(Records from a data collection)
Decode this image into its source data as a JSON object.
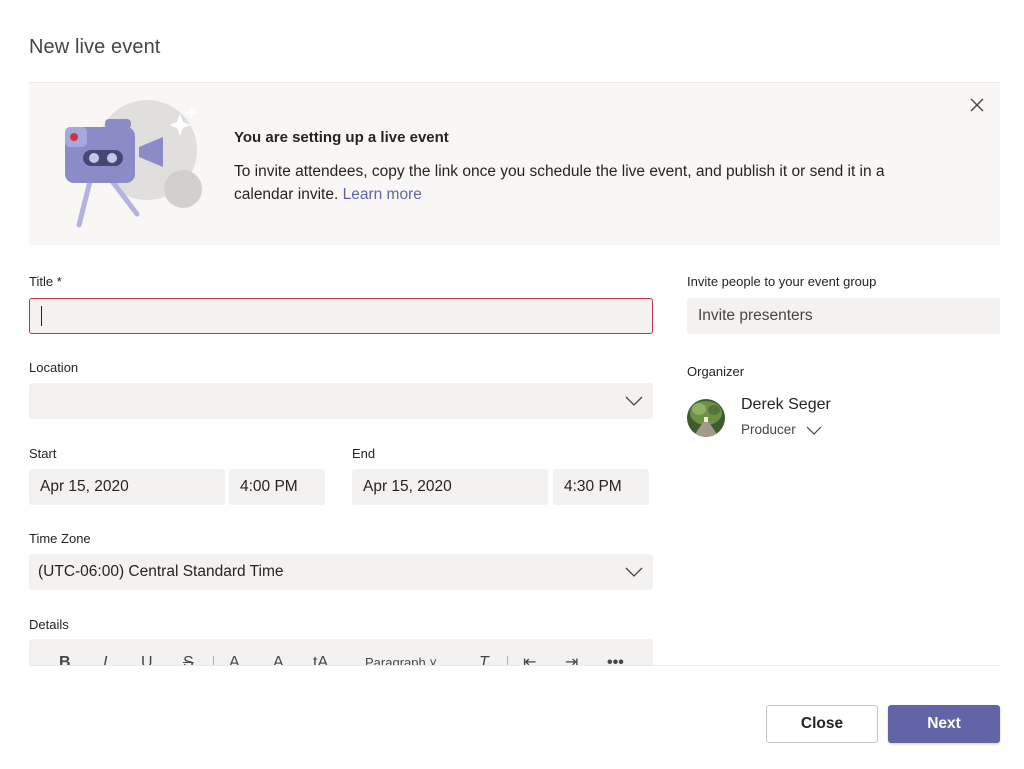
{
  "dialog": {
    "title": "New live event"
  },
  "banner": {
    "heading": "You are setting up a live event",
    "body": "To invite attendees, copy the link once you schedule the live event, and publish it or send it in a calendar invite.",
    "link": "Learn more"
  },
  "form": {
    "title_label": "Title *",
    "title_value": "",
    "location_label": "Location",
    "location_value": "",
    "start_label": "Start",
    "start_date": "Apr 15, 2020",
    "start_time": "4:00 PM",
    "end_label": "End",
    "end_date": "Apr 15, 2020",
    "end_time": "4:30 PM",
    "timezone_label": "Time Zone",
    "timezone_value": "(UTC-06:00) Central Standard Time",
    "details_label": "Details"
  },
  "invite": {
    "label": "Invite people to your event group",
    "placeholder": "Invite presenters"
  },
  "organizer": {
    "label": "Organizer",
    "name": "Derek Seger",
    "role": "Producer"
  },
  "toolbar": {
    "bold": "B",
    "italic": "I",
    "underline": "U",
    "strikethrough": "S",
    "highlight": "A",
    "font_color": "A",
    "font_size": "tA",
    "paragraph": "Paragraph",
    "clear_format": "T",
    "more": "•••"
  },
  "footer": {
    "close_label": "Close",
    "next_label": "Next"
  },
  "colors": {
    "accent": "#6264a7",
    "error_border": "#c4314b",
    "field_bg": "#f3f2f1"
  }
}
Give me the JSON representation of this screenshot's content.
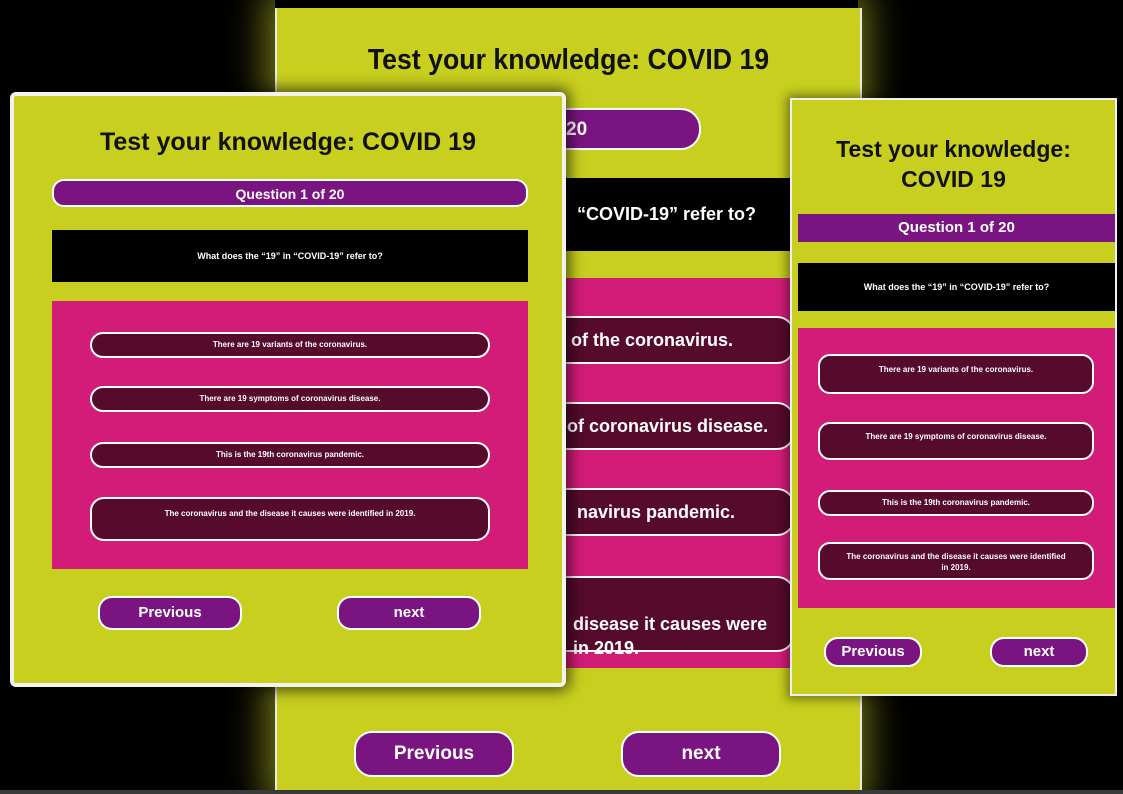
{
  "title": "Test your knowledge: COVID 19",
  "question_counter": "Question 1 of 20",
  "question": "What does the “19” in “COVID-19” refer to?",
  "options": [
    "There are 19 variants of the coronavirus.",
    "There are 19 symptoms of coronavirus disease.",
    "This is the 19th coronavirus pandemic.",
    "The coronavirus and the disease it causes were identified in 2019."
  ],
  "previous_label": "Previous",
  "next_label": "next",
  "back_view": {
    "counter_visible": "1 of 20",
    "question_visible": "“COVID-19” refer to?",
    "options_visible": [
      "of the coronavirus.",
      "of coronavirus disease.",
      "navirus pandemic.",
      "disease it causes were\nin 2019."
    ]
  },
  "colors": {
    "background": "#000000",
    "lime": "#c8cf1e",
    "purple": "#7a1480",
    "magenta": "#d21c78",
    "maroon": "#560a2c",
    "question_bg": "#000000"
  }
}
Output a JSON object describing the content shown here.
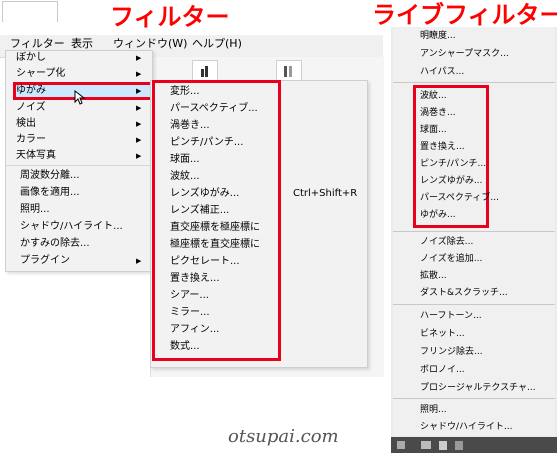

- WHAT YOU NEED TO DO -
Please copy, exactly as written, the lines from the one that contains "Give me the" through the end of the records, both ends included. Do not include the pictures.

- EXERCISE RESPONSE -
Give me the JSON representation of this screenshot's content.
{
  "title": "Test your knowledge: COVID 19",
  "question_counter": "Question 1 of 20",
  "question": "What does the “19” in “COVID-19” refer to?",
  "options": [
    "There are 19 variants of the coronavirus.",
    "There are 19 symptoms of coronavirus disease.",
    "This is the 19th coronavirus pandemic.",
    "The coronavirus and the disease it causes were identified in 2019."
  ],
  "previous_label": "Previous",
  "next_label": "next",
  "back_view": {
    "counter_visible": "1 of 20",
    "question_visible": "“COVID-19” refer to?",
    "options_visible": [
      "of the coronavirus.",
      "of coronavirus disease.",
      "navirus pandemic.",
      "disease it causes were\nin 2019."
    ]
  },
  "colors": {
    "background": "#000000",
    "lime": "#c8cf1e",
    "purple": "#7a1480",
    "magenta": "#d21c78",
    "maroon": "#560a2c",
    "question_bg": "#000000"
  }
}
Output a JSON object describing the content shown here.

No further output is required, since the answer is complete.